* Work order
Once you have read the entries, please say how many lines hold the string "Surfaces", giving the number only.

╭─ Exercise data

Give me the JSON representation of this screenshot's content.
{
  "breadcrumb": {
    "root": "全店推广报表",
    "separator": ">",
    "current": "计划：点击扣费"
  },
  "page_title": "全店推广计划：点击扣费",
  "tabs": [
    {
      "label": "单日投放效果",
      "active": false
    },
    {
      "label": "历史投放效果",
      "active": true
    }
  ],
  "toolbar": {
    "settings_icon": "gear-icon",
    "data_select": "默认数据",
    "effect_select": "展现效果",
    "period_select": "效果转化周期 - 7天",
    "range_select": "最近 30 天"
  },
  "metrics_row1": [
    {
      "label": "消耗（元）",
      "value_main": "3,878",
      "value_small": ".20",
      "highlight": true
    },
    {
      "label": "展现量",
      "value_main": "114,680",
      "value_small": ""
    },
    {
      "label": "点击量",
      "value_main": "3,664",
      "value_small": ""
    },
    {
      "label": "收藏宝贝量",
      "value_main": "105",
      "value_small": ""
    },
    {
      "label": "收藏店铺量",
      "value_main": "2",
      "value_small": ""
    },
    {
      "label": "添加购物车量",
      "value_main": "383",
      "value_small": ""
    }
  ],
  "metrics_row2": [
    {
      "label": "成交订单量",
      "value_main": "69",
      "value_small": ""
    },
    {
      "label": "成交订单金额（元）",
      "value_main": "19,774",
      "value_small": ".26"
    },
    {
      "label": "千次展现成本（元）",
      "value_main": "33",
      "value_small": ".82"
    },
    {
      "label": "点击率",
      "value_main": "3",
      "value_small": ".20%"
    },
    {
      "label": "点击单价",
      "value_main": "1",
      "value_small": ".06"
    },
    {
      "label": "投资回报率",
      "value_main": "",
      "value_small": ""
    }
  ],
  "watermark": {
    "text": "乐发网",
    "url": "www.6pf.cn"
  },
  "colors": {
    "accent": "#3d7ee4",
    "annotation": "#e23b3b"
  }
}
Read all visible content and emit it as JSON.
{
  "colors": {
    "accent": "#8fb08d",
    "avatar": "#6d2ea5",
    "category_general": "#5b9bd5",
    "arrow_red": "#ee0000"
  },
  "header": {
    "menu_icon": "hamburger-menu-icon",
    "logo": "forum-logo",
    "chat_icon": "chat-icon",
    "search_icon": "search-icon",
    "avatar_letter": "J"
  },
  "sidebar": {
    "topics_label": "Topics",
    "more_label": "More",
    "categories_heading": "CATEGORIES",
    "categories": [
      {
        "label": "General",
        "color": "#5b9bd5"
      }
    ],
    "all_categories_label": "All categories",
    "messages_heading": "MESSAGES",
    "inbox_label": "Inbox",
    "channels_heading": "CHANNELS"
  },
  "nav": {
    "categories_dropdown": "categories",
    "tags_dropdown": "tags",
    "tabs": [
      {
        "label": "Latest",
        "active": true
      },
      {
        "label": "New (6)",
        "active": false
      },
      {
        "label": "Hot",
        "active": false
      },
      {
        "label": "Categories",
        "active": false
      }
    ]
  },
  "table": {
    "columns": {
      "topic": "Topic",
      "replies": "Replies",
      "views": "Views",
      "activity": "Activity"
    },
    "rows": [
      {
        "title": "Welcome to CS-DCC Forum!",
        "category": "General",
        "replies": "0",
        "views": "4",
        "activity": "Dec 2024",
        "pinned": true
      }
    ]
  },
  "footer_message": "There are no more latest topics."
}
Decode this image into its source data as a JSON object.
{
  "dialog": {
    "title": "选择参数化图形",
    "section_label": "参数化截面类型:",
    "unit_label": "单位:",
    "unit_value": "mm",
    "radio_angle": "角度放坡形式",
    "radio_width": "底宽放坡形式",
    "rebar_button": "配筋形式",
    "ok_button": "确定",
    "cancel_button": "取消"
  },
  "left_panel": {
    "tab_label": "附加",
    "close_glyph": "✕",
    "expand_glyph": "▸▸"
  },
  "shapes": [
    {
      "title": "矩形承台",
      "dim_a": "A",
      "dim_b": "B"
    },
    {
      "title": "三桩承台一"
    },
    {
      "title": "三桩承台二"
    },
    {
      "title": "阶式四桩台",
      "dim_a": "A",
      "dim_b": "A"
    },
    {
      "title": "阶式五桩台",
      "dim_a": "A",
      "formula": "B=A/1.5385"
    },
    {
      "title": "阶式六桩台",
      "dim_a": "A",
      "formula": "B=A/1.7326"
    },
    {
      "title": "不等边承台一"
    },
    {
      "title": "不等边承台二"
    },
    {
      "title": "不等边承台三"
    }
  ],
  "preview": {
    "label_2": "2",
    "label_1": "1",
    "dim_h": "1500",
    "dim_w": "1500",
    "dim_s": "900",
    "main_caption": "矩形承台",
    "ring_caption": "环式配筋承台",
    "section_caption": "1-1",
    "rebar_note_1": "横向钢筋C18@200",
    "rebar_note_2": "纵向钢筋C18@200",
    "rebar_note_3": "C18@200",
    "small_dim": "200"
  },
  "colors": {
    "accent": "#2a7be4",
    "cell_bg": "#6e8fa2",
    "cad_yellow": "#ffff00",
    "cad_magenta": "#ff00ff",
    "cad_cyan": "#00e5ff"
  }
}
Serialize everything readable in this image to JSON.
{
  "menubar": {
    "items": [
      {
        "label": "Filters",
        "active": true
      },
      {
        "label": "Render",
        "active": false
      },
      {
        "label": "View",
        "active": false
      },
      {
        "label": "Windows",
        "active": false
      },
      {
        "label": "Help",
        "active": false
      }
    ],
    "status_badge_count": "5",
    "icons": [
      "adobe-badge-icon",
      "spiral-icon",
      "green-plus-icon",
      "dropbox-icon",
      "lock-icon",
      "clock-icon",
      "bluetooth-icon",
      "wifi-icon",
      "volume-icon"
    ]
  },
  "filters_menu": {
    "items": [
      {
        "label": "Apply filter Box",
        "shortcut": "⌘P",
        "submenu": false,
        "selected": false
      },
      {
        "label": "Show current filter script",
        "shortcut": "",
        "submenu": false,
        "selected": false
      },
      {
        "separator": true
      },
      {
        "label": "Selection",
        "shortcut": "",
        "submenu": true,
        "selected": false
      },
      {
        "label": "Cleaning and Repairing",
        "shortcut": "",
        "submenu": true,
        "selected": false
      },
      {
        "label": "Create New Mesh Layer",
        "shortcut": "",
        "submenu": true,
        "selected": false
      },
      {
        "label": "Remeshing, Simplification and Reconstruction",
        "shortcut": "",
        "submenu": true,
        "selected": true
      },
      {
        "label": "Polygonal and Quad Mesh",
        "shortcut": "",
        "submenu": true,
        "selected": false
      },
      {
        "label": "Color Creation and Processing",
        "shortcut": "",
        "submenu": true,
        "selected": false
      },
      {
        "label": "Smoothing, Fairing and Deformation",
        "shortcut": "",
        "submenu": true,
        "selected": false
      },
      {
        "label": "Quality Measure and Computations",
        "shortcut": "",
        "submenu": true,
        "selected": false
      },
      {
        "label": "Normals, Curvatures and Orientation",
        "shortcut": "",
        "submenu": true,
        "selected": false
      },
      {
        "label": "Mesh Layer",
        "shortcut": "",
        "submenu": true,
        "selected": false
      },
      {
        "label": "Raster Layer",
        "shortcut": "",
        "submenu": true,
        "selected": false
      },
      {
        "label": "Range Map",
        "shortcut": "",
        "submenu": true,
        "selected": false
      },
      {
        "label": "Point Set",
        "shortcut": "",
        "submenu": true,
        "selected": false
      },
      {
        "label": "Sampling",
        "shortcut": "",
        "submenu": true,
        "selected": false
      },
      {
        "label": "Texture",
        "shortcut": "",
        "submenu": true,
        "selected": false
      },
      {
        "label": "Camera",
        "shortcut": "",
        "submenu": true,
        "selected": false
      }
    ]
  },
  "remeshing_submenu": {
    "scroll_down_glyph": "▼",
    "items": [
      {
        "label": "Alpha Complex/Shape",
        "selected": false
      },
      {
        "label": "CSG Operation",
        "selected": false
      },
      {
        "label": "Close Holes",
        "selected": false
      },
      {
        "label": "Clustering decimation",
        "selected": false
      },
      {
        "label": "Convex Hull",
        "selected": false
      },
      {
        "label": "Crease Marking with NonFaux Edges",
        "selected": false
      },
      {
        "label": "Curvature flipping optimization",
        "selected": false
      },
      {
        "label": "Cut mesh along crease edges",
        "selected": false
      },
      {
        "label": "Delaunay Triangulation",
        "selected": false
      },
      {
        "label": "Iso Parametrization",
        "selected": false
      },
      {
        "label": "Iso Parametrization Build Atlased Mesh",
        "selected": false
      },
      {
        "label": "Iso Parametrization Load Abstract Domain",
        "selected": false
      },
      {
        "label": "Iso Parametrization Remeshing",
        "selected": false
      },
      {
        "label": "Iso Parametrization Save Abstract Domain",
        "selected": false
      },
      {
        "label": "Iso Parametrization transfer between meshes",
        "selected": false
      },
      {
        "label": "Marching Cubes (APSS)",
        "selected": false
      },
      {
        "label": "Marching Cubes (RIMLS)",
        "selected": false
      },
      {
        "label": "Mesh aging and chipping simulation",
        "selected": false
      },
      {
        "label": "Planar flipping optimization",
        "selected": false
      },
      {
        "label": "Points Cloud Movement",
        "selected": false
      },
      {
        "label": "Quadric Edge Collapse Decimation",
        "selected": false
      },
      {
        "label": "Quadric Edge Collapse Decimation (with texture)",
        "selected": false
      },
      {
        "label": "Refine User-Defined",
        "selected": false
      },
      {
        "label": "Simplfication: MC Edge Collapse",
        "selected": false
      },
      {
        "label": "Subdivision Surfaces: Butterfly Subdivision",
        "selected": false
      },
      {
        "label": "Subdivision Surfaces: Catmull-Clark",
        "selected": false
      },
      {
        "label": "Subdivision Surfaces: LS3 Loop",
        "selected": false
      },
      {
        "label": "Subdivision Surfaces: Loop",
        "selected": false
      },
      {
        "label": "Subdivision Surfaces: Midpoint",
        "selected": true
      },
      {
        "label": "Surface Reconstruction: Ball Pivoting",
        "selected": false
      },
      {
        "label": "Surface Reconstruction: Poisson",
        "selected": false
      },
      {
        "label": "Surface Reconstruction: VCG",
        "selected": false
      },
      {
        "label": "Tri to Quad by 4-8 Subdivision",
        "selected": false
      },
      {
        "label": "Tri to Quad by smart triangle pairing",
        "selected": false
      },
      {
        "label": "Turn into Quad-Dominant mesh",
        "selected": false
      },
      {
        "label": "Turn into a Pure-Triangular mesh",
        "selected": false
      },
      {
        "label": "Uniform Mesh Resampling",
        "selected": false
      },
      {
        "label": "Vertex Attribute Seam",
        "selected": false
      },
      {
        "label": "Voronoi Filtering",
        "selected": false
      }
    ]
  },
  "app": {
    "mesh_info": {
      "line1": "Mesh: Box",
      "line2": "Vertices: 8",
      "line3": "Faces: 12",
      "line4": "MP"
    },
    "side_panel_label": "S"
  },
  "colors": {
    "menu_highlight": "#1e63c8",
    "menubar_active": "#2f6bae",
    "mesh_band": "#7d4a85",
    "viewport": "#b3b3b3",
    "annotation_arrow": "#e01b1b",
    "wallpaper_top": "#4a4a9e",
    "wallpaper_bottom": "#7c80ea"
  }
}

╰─

* Output of the exercise
5